It's easy to see why the rise of ghost kitchens had already become a growing worldwide trend prior to the pandemic. According to Euromonitor estimates from July 2020, there are already some 1,500 ghost kitchens operating in the U.S. alone as part of a growth path toward an estimated $1 trillion-dollar global ghost kitchen opportunity by 2030.
Outside the U.S., countries like India (with 3,500) and China (with 7,500) continue to see sustained growth of ghost kitchens and 52 percent of global consumers are now comfortable ordering from a restaurant with a delivery-only format.
In summary, 2021 should be a rebound year for kitchens of all types as consumers start to feel comfortable returning to their favorite haunts and culinary venues; guests post-COVID will likely always hunger for moments where sitting down at their favorite table at their favorite restaurant is part of the joy of the restaurant experience.
Still, the pandemic dining room closures forced consumers to think differently about dining in and forced restaurants into becoming culinary distribution centers and ghost kitchens with real dining rooms, for a stretch of time.
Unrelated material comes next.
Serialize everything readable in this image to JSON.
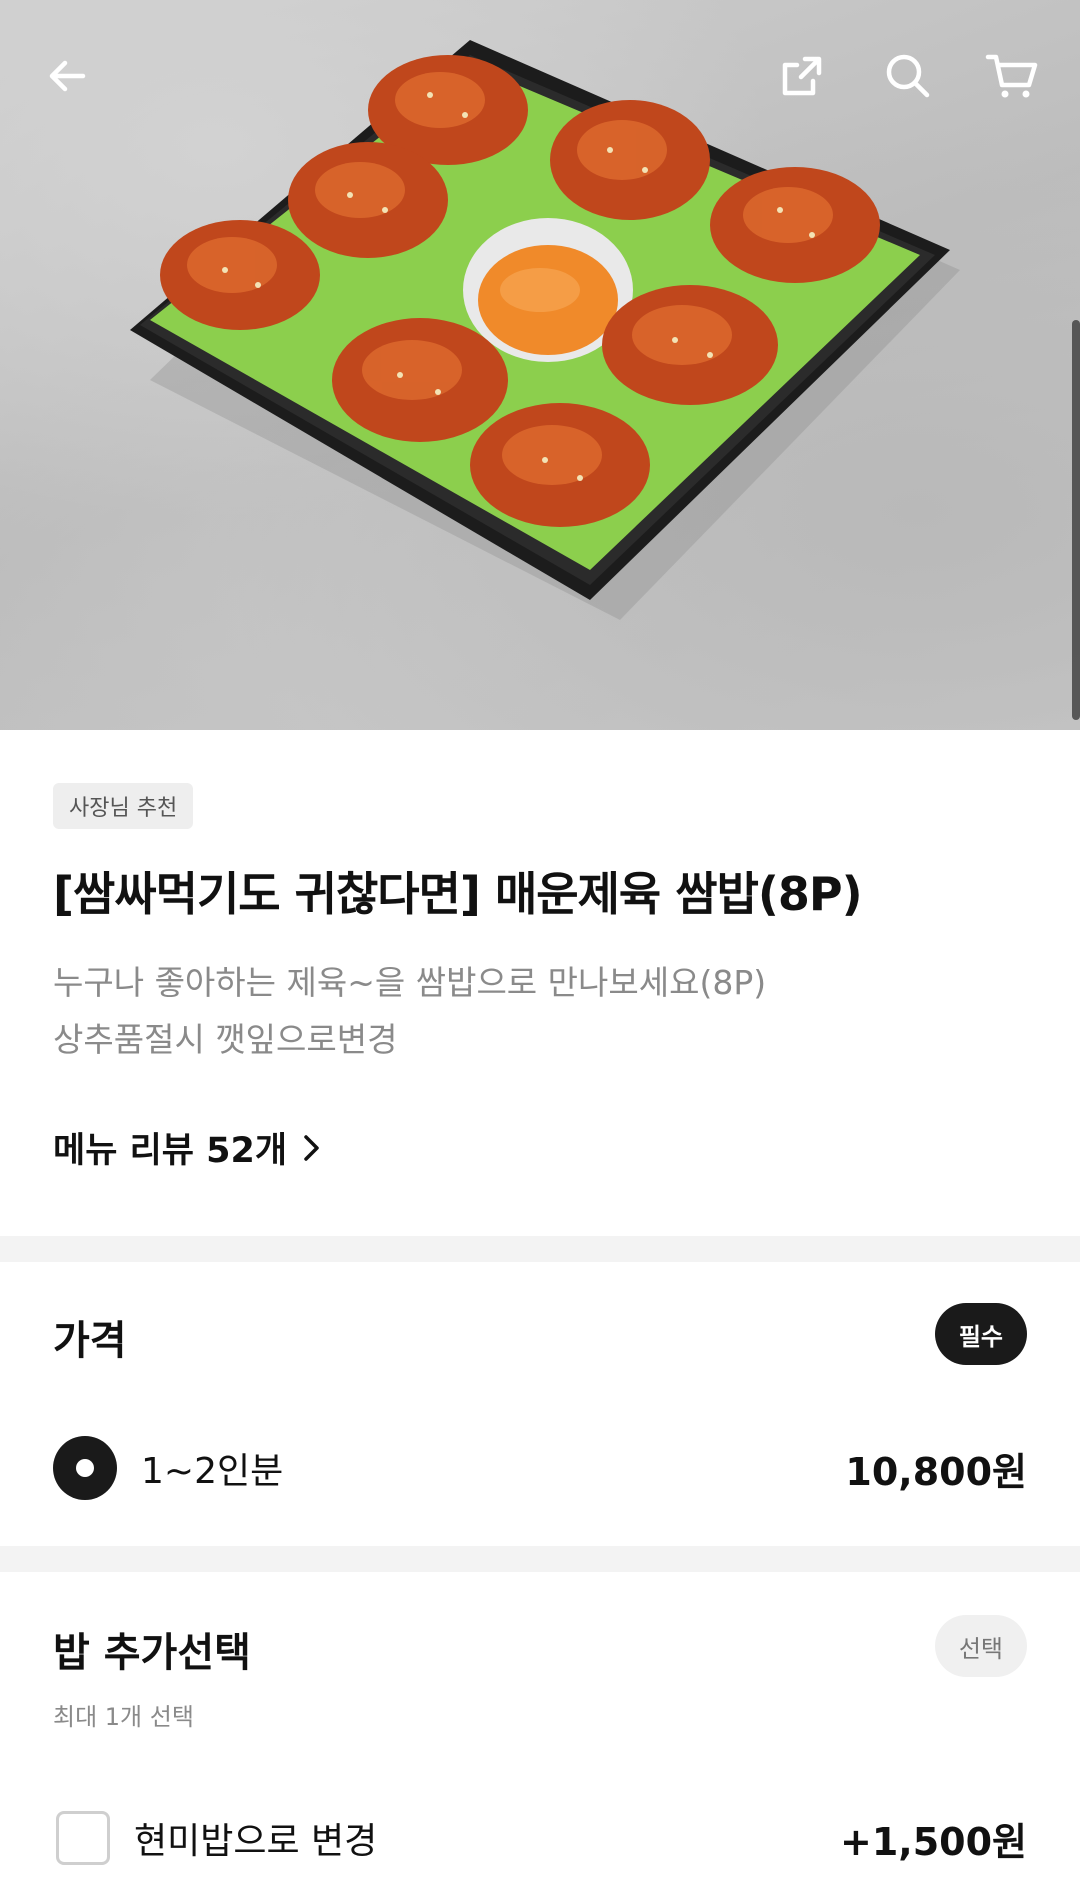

Not all operators were in a prime position to make the required technology shift, but there many that rapidly developed—and continue to cultivate—strategies that worked for them.
Those operators are emerging with a stronger knowledge and greater proven experience in how to offer guests a quality online ordering experience from their local culinary distribution center and what food preparations will work for their brand.
And while I sincerely hope the world does indeed see the light at the end of the tunnel, to quote Ghostbusters, I ain’t afraid of no ghost—because ghost kitchens have quietly been popping-up inside existing spaces around you for a while now; COVID only provided the imperative for innovation and accelerated their development.
Ultimately, this will only provide even greater choice and convenience, over time. Which reminds me, since you read the full article, you’re eligible to receive a 50% off coupon for a dozen of whatever you fancy at Delicious Dave’s Finest of Fine Wings, Pizza, Burgers, Subs, Donuts, Salads and More—coming soon, directly to your front door. Or maybe I’ll stick to restaurant transformations.